Well, I'm not getting across what I want to say, because I'm really flipped out about it, you know. Because Wednesday night when this shit came down, people were calling up and saying, oh wow, I guess it's all off, we blew the whole thing, they're not going to let have it, right? And we said, Bullshit, you know? We said, we're going to have it, you know, on the radio, Flemming sent out a press release to the papers immediately, this was going to be their big move, they were going to quash it and get all the credit for it, ah, the university steps in and quashes these creeps for smoking weed, right? So, we got on the radio right away and we said no, it ain't cancelled, we're going on, you know, if we have to have it on the steps outside, we'll have it on Saturday night (Applause). You know, because you have to go that far when it comes down, you can't let them get away with their gestapo shit like that. Like when we had free concerts in the parks, in 68 and 69, and they tried to pull the same thing, we said we're going down to the parks and we're going to play some rock and roll and we don't care what you do, bring the National Guard if you want to! (Applause) And they backed down there too, just like they backed down this weekend. Because if you stand up to them they're going to have to get down, they're getting down now, and that's why I think this is a great thing. (Applause) I'm really happy, I hope people can get down tomorrow night, and then Monday, that's the real getting down, and then we can party Monday night and have a good time, and see where we can go from there. So I'll get off here and let my brothers come up here, Detroit, the righteous stomp-down rock and roll. I have to apologize for all the seats and stuff in here, because there really shouldn't be any around where this band is, but I'm sure you'll find some way to accommodate yourselves. ROCK AND ROLL!! All Power to the People!!
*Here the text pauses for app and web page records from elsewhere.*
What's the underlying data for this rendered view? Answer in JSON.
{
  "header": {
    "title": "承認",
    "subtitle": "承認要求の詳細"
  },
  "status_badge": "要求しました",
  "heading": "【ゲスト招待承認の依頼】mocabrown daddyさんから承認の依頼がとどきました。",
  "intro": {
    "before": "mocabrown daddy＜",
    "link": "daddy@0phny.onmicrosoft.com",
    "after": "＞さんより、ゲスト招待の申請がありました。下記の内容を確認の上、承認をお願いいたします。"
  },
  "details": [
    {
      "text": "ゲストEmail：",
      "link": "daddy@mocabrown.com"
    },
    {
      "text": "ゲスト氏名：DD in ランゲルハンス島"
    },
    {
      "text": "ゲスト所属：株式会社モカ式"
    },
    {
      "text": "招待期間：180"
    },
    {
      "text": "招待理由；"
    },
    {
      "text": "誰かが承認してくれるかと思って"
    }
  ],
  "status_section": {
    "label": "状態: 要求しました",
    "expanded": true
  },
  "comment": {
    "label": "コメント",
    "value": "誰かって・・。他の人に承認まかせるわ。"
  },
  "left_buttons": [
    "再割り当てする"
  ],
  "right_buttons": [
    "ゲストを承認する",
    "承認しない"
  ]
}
(image captions from page one)

John Sinclair in the get-out-the-votemobile.

Mitch Ryder of Detroit (above) April 1 at Hill, along with Wilderness Road (below), a knock-out people's band from Chicago.

Both Detroit and Wilderness Road made vote-generating music for free...